9. RP Sergio Santos
Santos developed a triceps injury in mid April, which later led to surgery in mid May to remove bone spurs from his right elbow. He missed 3 and 1/2 months of the season. When he returned, Sergio pitched at a high level (1.68 ERA) over the last 2 months of the year. He had excellent command (1 walk) with plus K's (13) in 10 innings in September and was tough to hit (2 hits). His AFB (94.6) was a slight step back from his previous seasons. Santos threw a slider a career high 42.7% of the time. Overall, he had the best command (1.4) of his career with a solid K rate (9.8). If he is healthy, he has the skill set to close. It might make sense to back up Janssen with Santos early in the year.
10. RP Steve Delabar
Delabar battled a shoulder issue over the first half of the season that led to a DL stint in early August. He had a couple of stretches last year where he was electric (24 K's in 10 innings from June 7th to July 1st and 11 K's in 4.2 innings in late July.

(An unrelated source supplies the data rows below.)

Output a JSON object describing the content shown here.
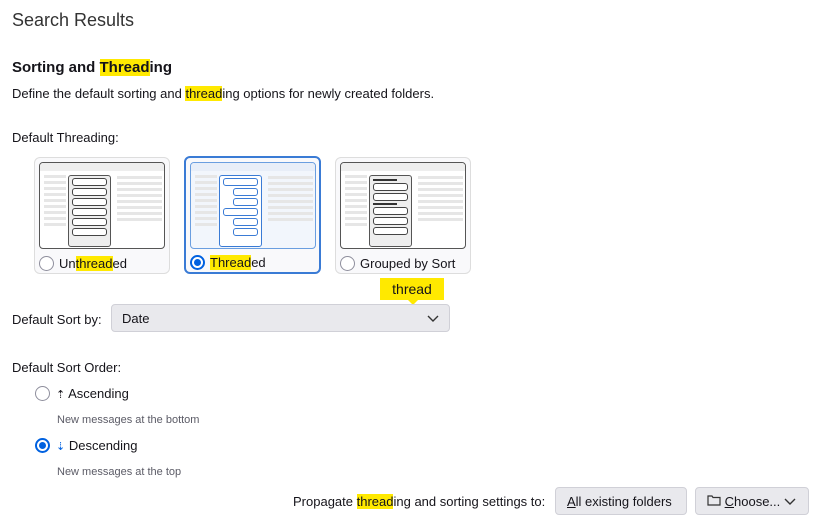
{
  "header": {
    "title": "Search Results"
  },
  "section": {
    "heading": {
      "pre": "Sorting and ",
      "hl": "Thread",
      "post": "ing"
    },
    "description": {
      "pre": "Define the default sorting and ",
      "hl": "thread",
      "post": "ing options for newly created folders."
    }
  },
  "threading": {
    "label": "Default Threading:",
    "options": [
      {
        "pre": "Un",
        "hl": "thread",
        "post": "ed",
        "selected": false
      },
      {
        "pre": "",
        "hl": "Thread",
        "post": "ed",
        "selected": true
      },
      {
        "pre": "Grouped by Sort",
        "hl": "",
        "post": "",
        "selected": false
      }
    ]
  },
  "tooltip": "thread",
  "sort_by": {
    "label": "Default Sort by:",
    "value": "Date"
  },
  "sort_order": {
    "label": "Default Sort Order:",
    "options": [
      {
        "label": "Ascending",
        "hint": "New messages at the bottom",
        "selected": false
      },
      {
        "label": "Descending",
        "hint": "New messages at the top",
        "selected": true
      }
    ]
  },
  "propagate": {
    "pre": "Propagate ",
    "hl": "thread",
    "post": "ing and sorting settings to:",
    "all_key": "A",
    "all_rest": "ll existing folders",
    "choose_key": "C",
    "choose_rest": "hoose..."
  }
}
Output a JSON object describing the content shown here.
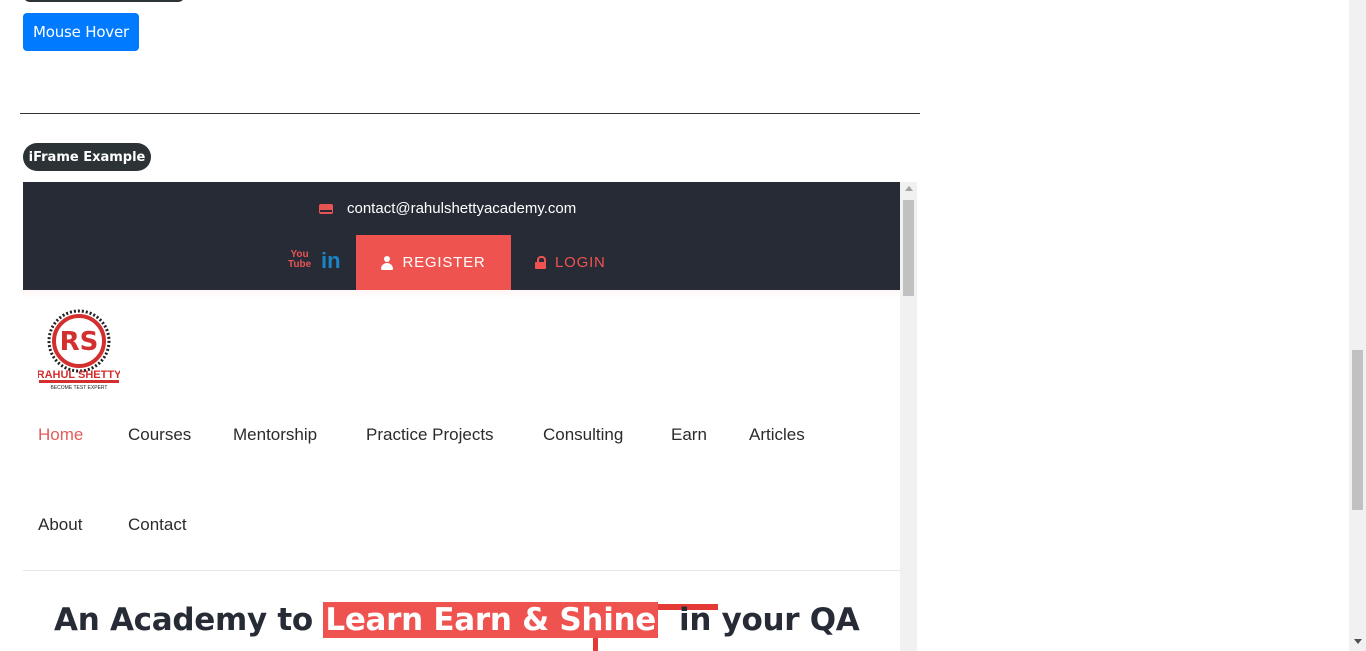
{
  "page": {
    "mouse_hover_label": "Mouse Hover",
    "iframe_badge_label": "iFrame Example"
  },
  "iframe": {
    "contact_email": "contact@rahulshettyacademy.com",
    "register_label": "REGISTER",
    "login_label": "LOGIN",
    "youtube_text": "You Tube",
    "linkedin_text": "in",
    "logo": {
      "title": "RAHUL SHETTY",
      "tagline": "BECOME TEST EXPERT",
      "monogram": "RS"
    },
    "nav": [
      {
        "label": "Home",
        "active": true
      },
      {
        "label": "Courses"
      },
      {
        "label": "Mentorship"
      },
      {
        "label": "Practice Projects"
      },
      {
        "label": "Consulting"
      },
      {
        "label": "Earn"
      },
      {
        "label": "Articles"
      },
      {
        "label": "About"
      },
      {
        "label": "Contact"
      }
    ],
    "hero": {
      "pre": "An Academy to ",
      "highlight": "Learn Earn & Shine",
      "post": "  in your QA"
    }
  },
  "colors": {
    "accent": "#ef5350",
    "topbar": "#262b36",
    "button": "#007bff"
  }
}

Steve has an elite fastball (94.7). He throws a changeup as his #2 pitch, followed by a slider. Delabar has poor command (4.4) and needs to make a step forward if he is ever going to be considered to close. His K rate (12.6) has been electric during his major league career. He is a slightly better pitcher against LH batters (.216). Last year, Steve had a 7.20 ERA after the All Star break. He has an arm to watch.